I woke up in my bed, a vibrant fog surrounding anything outside of my reach. As the alarm sounded to wake up, my sight rippled with visibility – each pulse of the klaxon created a wave of clarity showing a classic room, lined with record player, old-fashioned CRTV, and a seemingly blood-splatted card. As I turned the alarm off, my foreground faded back into fog as it crept up once more.
But the alarm wasn’t the only sound echoing through the house. In a distance, the soft melodies of piano hum through the house giving some dull perception. As I croaked “Hello?” and approached the balcony, I noticed a woman – my wife – deep in concertation while working at the keys. I rushed down the stairs to meet her, but as I turned the corner she vanished… replaced instead by a child’s ragdoll. And as the room fell silent, my vision re-blurred again, losing sight of the piano, the room, and then the doll. “Hello?”
Welcome to Stifled by novice developers Gattai Games – PlayStation VR’s latest game, with the unique spin of echolocation as a primary feature. The focus around a deaf protagonist is far from unheard of, with similar techniques and styles implemented within 2016’s film Hush even this year’s Perception. However, unlike Perception or the other medium’s equivalents, the game takes an experimental edge where players act as the sound with the use of external microphones.
For instance, using the PlayStation camera, I would be wandering around dark sewers of Stifled with the occasional dripping or pipe-clanging illuminating the nearby area. However, whenever I wanted to tempt fate I could give a few clicks, whisper, or – my standard response – screaming a string of expletives. Every time I made a sound, the area around me would be illuminated with a wave of sight, reminiscent of echolocation. Meanwhile, for those not equipped with a microphone, you can simply push a button to make a noise in-game.
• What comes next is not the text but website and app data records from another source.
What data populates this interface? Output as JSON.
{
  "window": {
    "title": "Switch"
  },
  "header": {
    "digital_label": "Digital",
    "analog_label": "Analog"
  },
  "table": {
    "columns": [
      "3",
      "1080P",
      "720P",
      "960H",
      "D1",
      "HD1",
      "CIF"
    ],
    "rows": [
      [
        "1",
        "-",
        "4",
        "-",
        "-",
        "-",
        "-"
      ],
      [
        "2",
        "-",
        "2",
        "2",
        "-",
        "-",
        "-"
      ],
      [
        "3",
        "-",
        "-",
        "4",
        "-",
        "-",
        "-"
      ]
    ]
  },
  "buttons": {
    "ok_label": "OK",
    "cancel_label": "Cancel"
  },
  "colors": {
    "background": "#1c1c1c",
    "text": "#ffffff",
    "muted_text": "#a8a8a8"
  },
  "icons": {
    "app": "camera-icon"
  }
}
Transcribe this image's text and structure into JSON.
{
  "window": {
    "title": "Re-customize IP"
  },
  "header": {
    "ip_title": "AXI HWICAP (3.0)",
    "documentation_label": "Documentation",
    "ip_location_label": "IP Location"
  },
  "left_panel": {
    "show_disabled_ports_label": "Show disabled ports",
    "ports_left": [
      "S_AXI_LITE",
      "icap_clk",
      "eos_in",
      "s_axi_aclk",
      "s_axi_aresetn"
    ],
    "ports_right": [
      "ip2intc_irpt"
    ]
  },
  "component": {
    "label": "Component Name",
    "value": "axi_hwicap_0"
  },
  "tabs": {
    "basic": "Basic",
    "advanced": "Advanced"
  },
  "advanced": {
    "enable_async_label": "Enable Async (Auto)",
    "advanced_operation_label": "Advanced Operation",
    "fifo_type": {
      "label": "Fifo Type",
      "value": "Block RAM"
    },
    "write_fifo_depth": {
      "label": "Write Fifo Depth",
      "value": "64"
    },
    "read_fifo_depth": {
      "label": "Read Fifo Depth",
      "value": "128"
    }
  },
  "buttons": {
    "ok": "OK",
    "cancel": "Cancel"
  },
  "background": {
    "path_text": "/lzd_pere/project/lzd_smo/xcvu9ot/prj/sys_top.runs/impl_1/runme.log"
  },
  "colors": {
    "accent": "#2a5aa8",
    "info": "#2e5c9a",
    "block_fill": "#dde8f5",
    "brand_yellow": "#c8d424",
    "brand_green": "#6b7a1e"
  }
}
Of course, this mechanic isn’t the solution for every situation. While you are trying to find yourself literally in the world and in the amnesiatic storyline, you are being stalked by horrifying creatures that look like a mix between Five Nights at Freddy’s animatronics and Sid’s toys from the original Toy Story. And as you make sound – whether it is cursing or even the slight movements in-game – the world will illuminate with a deep red, a piercing scream, and the enemy will charge for you.
Stifled‘s balance between risk and reward on making these movements and sounds is typically satisfying. You never know what is a foot in front of you, which is legitimately terrifying and the only way to find out is via a gameplay mechanic that draws in foes.
More captivating than the gameplay mechanic is the smart auditory and level design peppered throughout Stifled. In a game where you are enveloped in complete darkness, it is amazing how little you get lost. While everyone will likely stumble and lose themselves once or twice in the three to four-hour experience, slight visual cues as well as the occasional drop of water, shriek of something terrifying in the distance, or ruffling of leaves will point you in the direction you should be heading.
While both the actual functionality and level design for the game are brilliantly conceived, in action the game falls far from expectations. Or perhaps, too close to the indie survival-horror trope expectations of anyone who has touched games like Outlast or Slender in the last decade. Fact of the matter is, Stifled often feels a little too close to the chest, often feeling beat-for-beat like a game from yesteryear.
After your first couple of deaths in the echolocation segments of the game, you tend to lean more towards frustration rather than fear. It wasn’t uncommon to replay sections multiple times because of some wonky UI, or a misplaced step into puddles that seem unfairly scattered. Once the initial novelty of the echolocation wears thin, little is added to that dimension to keep it fresh or interesting, even in the short playtime.
A bit more terrifying are actually the Layers of Fear-like surreal segments that focus on full-textured environments; like my story in the beginning, these (few) parts of the game resonated the most to me, offer exploring visual illusions and some real terrifying situations. It’s a bit strange that the scariest parts of the game typically come outside the boundaries of normal systems and play, but I feel it is more attributed to the heavily scripted nature of these sections – less so a statement about the core gameplay.
Last but not least, I would be remiss to not mention the free VR functionality of Stifled which makes a terrific value for anyone with PlayStation VR. While I got my fair share of frights and jumps with just my headphones and 4K television, I became downright terrified in virtual reality. Sure, I’m a baby-man that can’t handle most horror games in the VR dimension, but it does offer some compelling replayability to those equipped for that style of play.
Stifled is absolutely not the best indie horror game on the market, but I have to respect it for what it brings to the table. While the game is short and the frustration can – at times – be palpable, Stifled is a smart and satisfying game (especially for anyone invested in VR setups). Although we are out of Halloween and horror season, any fan of the VR medium and the indie horror scene should take a chance on this game and see… or, not see… what it has in store.